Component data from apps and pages
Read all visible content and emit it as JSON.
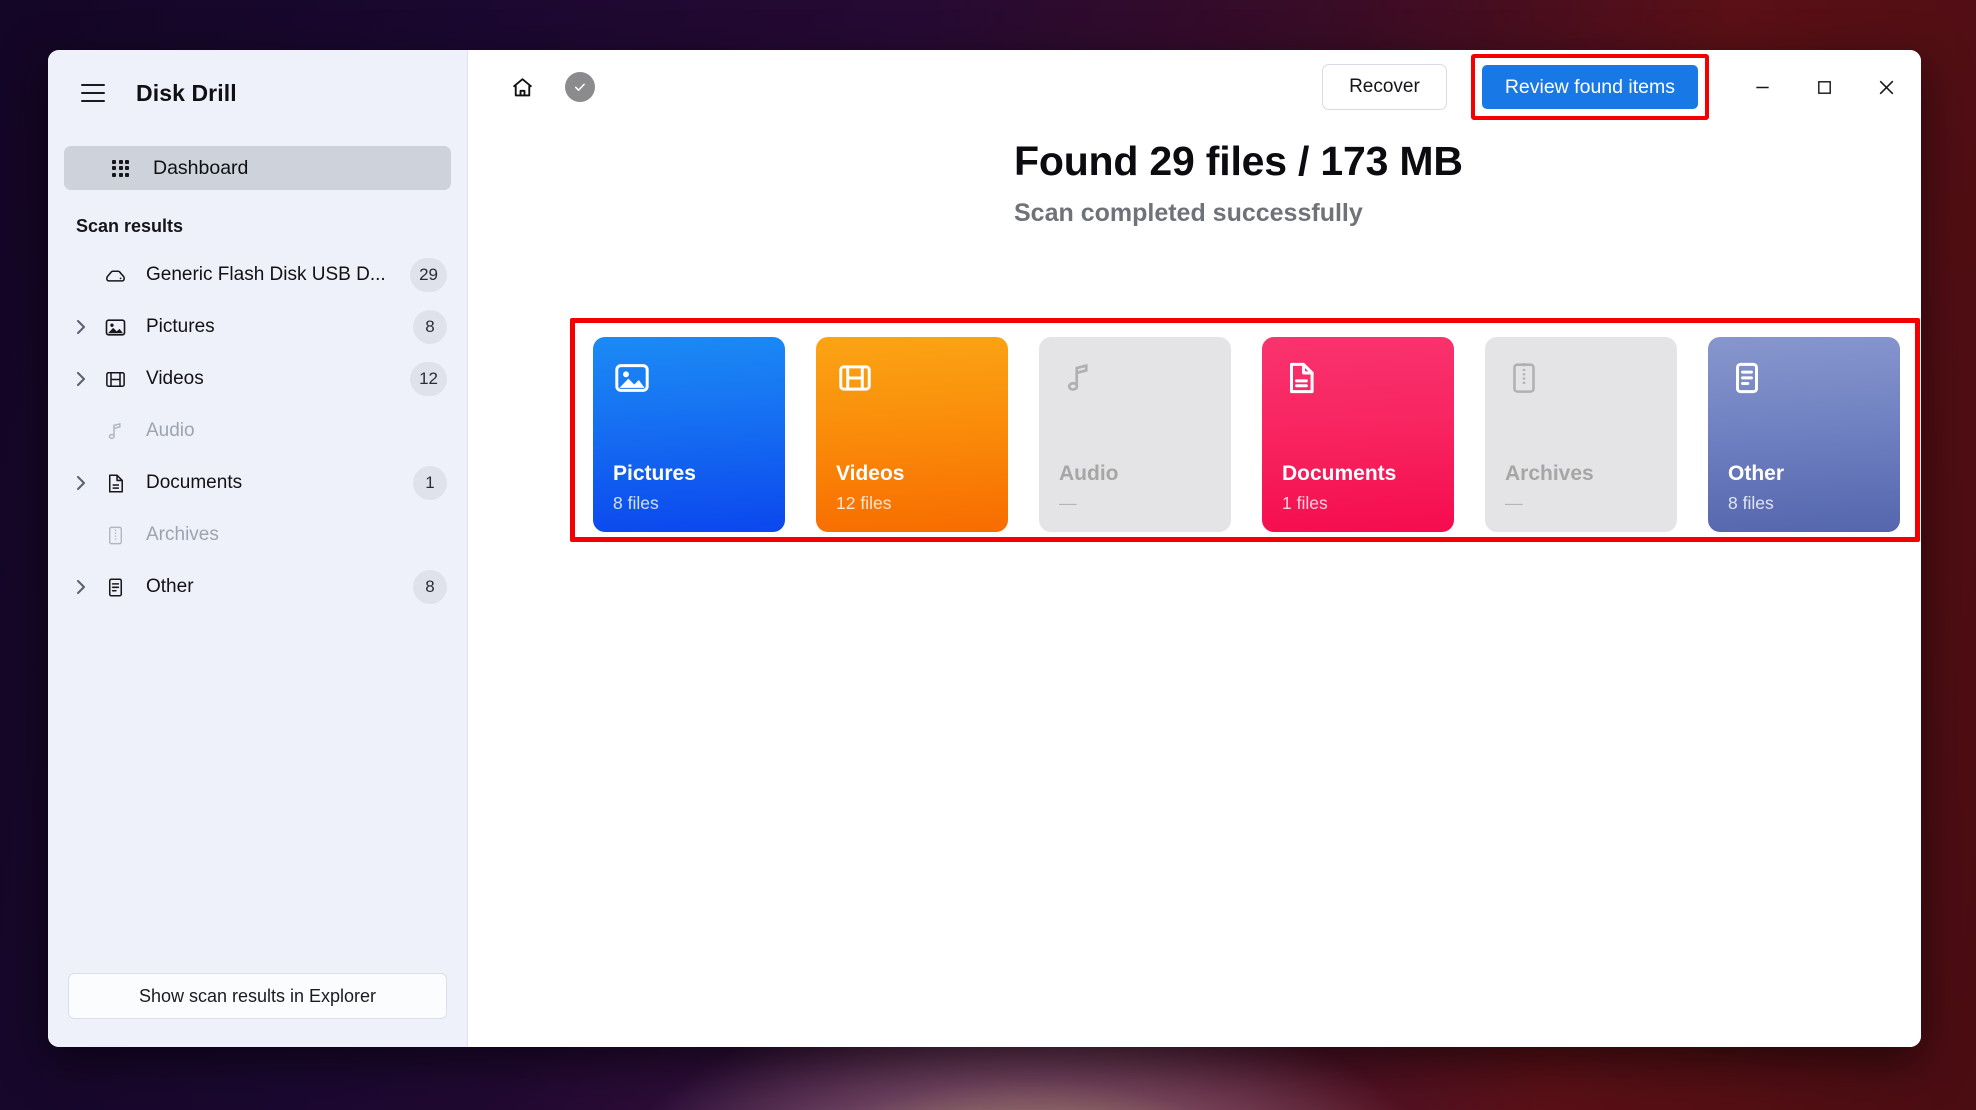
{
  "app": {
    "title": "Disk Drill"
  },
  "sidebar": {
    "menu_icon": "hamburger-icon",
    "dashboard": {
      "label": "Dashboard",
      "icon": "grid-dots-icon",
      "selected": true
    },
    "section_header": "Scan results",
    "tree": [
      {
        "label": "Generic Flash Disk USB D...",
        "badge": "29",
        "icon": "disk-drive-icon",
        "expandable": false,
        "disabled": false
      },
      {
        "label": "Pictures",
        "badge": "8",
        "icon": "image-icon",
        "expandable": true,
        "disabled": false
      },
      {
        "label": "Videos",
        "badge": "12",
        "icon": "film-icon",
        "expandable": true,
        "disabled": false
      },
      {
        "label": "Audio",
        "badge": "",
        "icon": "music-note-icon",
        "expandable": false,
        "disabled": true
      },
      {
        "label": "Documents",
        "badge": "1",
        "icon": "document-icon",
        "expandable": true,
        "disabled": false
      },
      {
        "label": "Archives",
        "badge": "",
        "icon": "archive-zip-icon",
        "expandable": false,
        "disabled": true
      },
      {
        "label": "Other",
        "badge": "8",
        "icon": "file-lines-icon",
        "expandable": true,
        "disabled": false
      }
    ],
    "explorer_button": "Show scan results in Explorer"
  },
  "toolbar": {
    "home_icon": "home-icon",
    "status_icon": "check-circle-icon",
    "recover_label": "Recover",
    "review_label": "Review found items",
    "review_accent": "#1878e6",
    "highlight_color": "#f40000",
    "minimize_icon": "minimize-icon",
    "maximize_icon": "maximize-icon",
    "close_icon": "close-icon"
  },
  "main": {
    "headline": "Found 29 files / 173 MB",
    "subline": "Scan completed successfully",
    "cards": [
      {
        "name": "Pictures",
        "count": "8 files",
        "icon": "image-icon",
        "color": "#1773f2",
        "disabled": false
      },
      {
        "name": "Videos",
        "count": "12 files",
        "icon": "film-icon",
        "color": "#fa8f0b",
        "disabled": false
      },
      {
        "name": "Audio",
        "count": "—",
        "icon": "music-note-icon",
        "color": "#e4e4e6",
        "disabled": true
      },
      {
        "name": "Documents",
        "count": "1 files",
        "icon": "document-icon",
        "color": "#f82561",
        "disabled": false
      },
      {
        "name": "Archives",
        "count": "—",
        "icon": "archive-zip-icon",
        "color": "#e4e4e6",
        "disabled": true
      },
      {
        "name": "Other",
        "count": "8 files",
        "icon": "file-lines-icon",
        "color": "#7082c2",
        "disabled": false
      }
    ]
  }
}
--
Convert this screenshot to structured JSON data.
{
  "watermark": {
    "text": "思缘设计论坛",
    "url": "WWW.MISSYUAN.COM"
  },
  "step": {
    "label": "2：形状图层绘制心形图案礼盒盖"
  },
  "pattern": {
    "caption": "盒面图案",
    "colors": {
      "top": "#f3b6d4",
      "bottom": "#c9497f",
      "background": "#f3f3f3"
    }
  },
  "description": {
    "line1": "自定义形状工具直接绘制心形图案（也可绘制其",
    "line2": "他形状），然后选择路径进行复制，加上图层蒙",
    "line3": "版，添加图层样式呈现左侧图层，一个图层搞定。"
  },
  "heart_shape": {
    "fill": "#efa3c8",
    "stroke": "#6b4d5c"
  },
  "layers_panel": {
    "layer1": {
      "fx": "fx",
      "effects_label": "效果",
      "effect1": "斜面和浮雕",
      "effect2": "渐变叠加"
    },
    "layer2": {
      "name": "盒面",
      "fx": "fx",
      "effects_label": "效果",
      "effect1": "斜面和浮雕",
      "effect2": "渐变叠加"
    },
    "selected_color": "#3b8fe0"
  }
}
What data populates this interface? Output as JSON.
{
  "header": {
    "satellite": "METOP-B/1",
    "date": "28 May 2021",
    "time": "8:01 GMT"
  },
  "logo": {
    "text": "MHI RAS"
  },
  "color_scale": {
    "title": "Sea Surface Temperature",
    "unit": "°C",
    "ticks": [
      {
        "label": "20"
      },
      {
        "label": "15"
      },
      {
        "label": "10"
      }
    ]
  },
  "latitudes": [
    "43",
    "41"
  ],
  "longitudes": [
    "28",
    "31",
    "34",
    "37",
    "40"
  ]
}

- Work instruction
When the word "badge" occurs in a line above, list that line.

- Response area
        "badge": "29",
        "badge": "8",
        "badge": "12",
        "badge": "",
        "badge": "1",
        "badge": "",
        "badge": "8",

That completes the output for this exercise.